But also, because AI depends on data, and autocratic regimes collect vast troves of it, companies with Chinese government contracts have an advantage.

China is leading in high-speed rail, electric vehicles and renewable energy as well.

In the past 15 years, China, starting from scratch, has built a high-speed rail network almost twice as long as all other high-speed rail networks in the world combined. China has 42,000 kilometres of high-speed railways in operation, which would go three times around Australia, with another 28,000 kilometres planned, another two laps of Australia.

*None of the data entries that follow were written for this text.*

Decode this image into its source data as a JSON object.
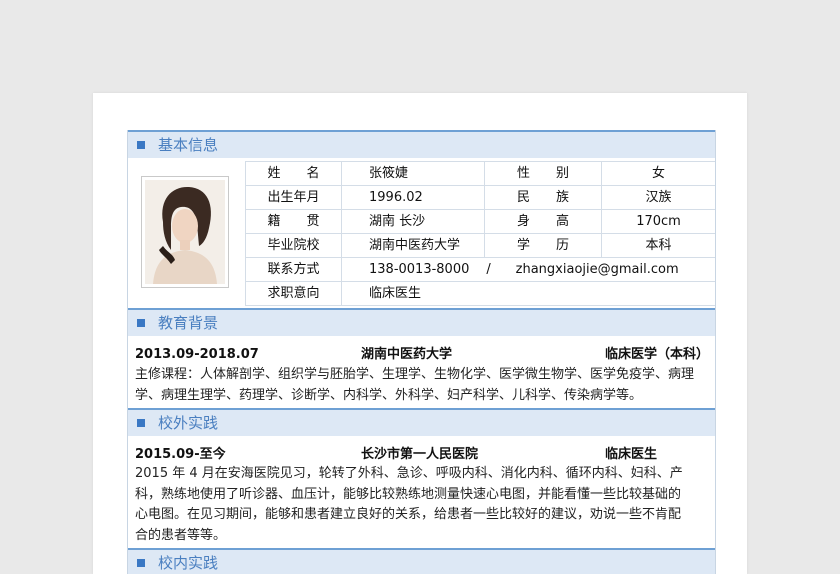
{
  "sections": {
    "basic": "基本信息",
    "education": "教育背景",
    "external": "校外实践",
    "internal": "校内实践"
  },
  "profile": {
    "name_label": "姓　　名",
    "name": "张筱婕",
    "gender_label": "性　　别",
    "gender": "女",
    "birth_label": "出生年月",
    "birth": "1996.02",
    "ethnicity_label": "民　　族",
    "ethnicity": "汉族",
    "origin_label": "籍　　贯",
    "origin": "湖南  长沙",
    "height_label": "身　　高",
    "height": "170cm",
    "school_label": "毕业院校",
    "school": "湖南中医药大学",
    "degree_label": "学　　历",
    "degree": "本科",
    "contact_label": "联系方式",
    "phone": "138-0013-8000",
    "contact_sep": "/",
    "email": "zhangxiaojie@gmail.com",
    "intent_label": "求职意向",
    "intent": "临床医生"
  },
  "education": {
    "period": "2013.09-2018.07",
    "school": "湖南中医药大学",
    "major": "临床医学（本科）",
    "courses_line1": "主修课程：人体解剖学、组织学与胚胎学、生理学、生物化学、医学微生物学、医学免疫学、病理",
    "courses_line2": "学、病理生理学、药理学、诊断学、内科学、外科学、妇产科学、儿科学、传染病学等。"
  },
  "external": {
    "period": "2015.09-至今",
    "org": "长沙市第一人民医院",
    "role": "临床医生",
    "line1": "2015 年 4 月在安海医院见习，轮转了外科、急诊、呼吸内科、消化内科、循环内科、妇科、产",
    "line2": "科，熟练地使用了听诊器、血压计，能够比较熟练地测量快速心电图，并能看懂一些比较基础的",
    "line3": "心电图。在见习期间，能够和患者建立良好的关系，给患者一些比较好的建议，劝说一些不肯配",
    "line4": "合的患者等等。"
  },
  "colors": {
    "accent": "#3a78c4",
    "header_bg": "#dde8f5",
    "border": "#d4dde7"
  }
}
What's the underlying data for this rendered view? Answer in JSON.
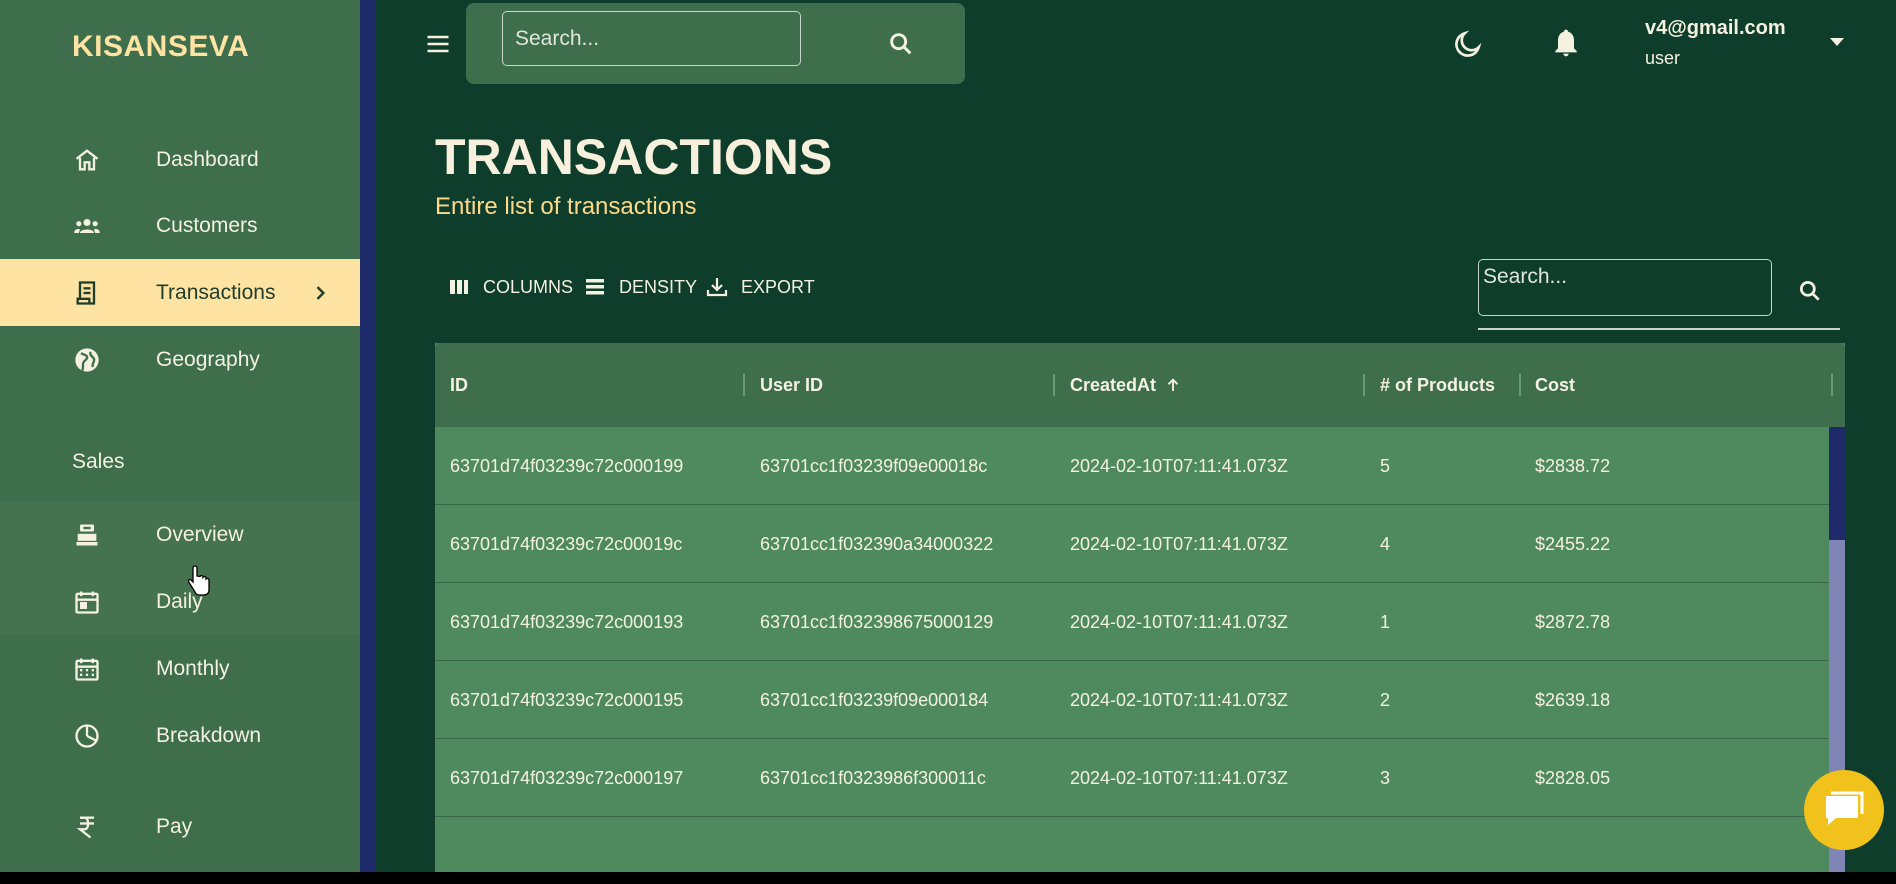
{
  "brand": "KISANSEVA",
  "sidebar": {
    "items": [
      {
        "label": "Dashboard",
        "icon": "home-icon"
      },
      {
        "label": "Customers",
        "icon": "groups-icon"
      },
      {
        "label": "Transactions",
        "icon": "receipt-icon",
        "active": true
      },
      {
        "label": "Geography",
        "icon": "globe-icon"
      }
    ],
    "section_label": "Sales",
    "sales_items": [
      {
        "label": "Overview",
        "icon": "point-of-sale-icon"
      },
      {
        "label": "Daily",
        "icon": "calendar-today-icon"
      },
      {
        "label": "Monthly",
        "icon": "calendar-month-icon"
      },
      {
        "label": "Breakdown",
        "icon": "pie-chart-icon"
      }
    ],
    "pay_item": {
      "label": "Pay",
      "icon": "rupee-icon"
    }
  },
  "topbar": {
    "search_placeholder": "Search...",
    "user_email": "v4@gmail.com",
    "user_role": "user"
  },
  "header": {
    "title": "TRANSACTIONS",
    "subtitle": "Entire list of transactions"
  },
  "toolbar": {
    "columns_label": "COLUMNS",
    "density_label": "DENSITY",
    "export_label": "EXPORT",
    "search_placeholder": "Search..."
  },
  "table": {
    "headers": {
      "id": "ID",
      "user_id": "User ID",
      "created_at": "CreatedAt",
      "products": "# of Products",
      "cost": "Cost"
    },
    "rows": [
      {
        "id": "63701d74f03239c72c000199",
        "user_id": "63701cc1f03239f09e00018c",
        "created_at": "2024-02-10T07:11:41.073Z",
        "products": "5",
        "cost": "$2838.72"
      },
      {
        "id": "63701d74f03239c72c00019c",
        "user_id": "63701cc1f032390a34000322",
        "created_at": "2024-02-10T07:11:41.073Z",
        "products": "4",
        "cost": "$2455.22"
      },
      {
        "id": "63701d74f03239c72c000193",
        "user_id": "63701cc1f032398675000129",
        "created_at": "2024-02-10T07:11:41.073Z",
        "products": "1",
        "cost": "$2872.78"
      },
      {
        "id": "63701d74f03239c72c000195",
        "user_id": "63701cc1f03239f09e000184",
        "created_at": "2024-02-10T07:11:41.073Z",
        "products": "2",
        "cost": "$2639.18"
      },
      {
        "id": "63701d74f03239c72c000197",
        "user_id": "63701cc1f0323986f300011c",
        "created_at": "2024-02-10T07:11:41.073Z",
        "products": "3",
        "cost": "$2828.05"
      }
    ]
  },
  "colors": {
    "sidebar_bg": "#3e6e4c",
    "main_bg": "#0f3d2b",
    "accent": "#ffe3a3",
    "row_bg": "#4f8a5e",
    "chat_button": "#f2c21c"
  }
}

Furthermore, China is now the world’s biggest car exporter, makes more electric vehicles than Germany, the US and Japan combined, dominates the supply of the materials needed for EV batteries, and is installing as much wind and solar energy as America and Europe combined.

What does all this mean?

I don’t know, but I suspect it means that MAGA and Trumpism will be more durable and will last longer than the technology leadership of Silicon Valley, which is already lost.

Political extremism is feeding off America’s decline, which is locked in.

Alan Kohler is founder of Eureka Report  and finance presenter on ABC news. He writes twice a week for The New Daily

Advertisement
Advertisement
Stay informed, daily
A FREE subscription to The New Daily arrives every morning and evening.
The New Daily is a trusted source of national news and information and is provided free for all Australians. Read our editorial charter.
Copyright © 2024 The New Daily.
All rights reserved.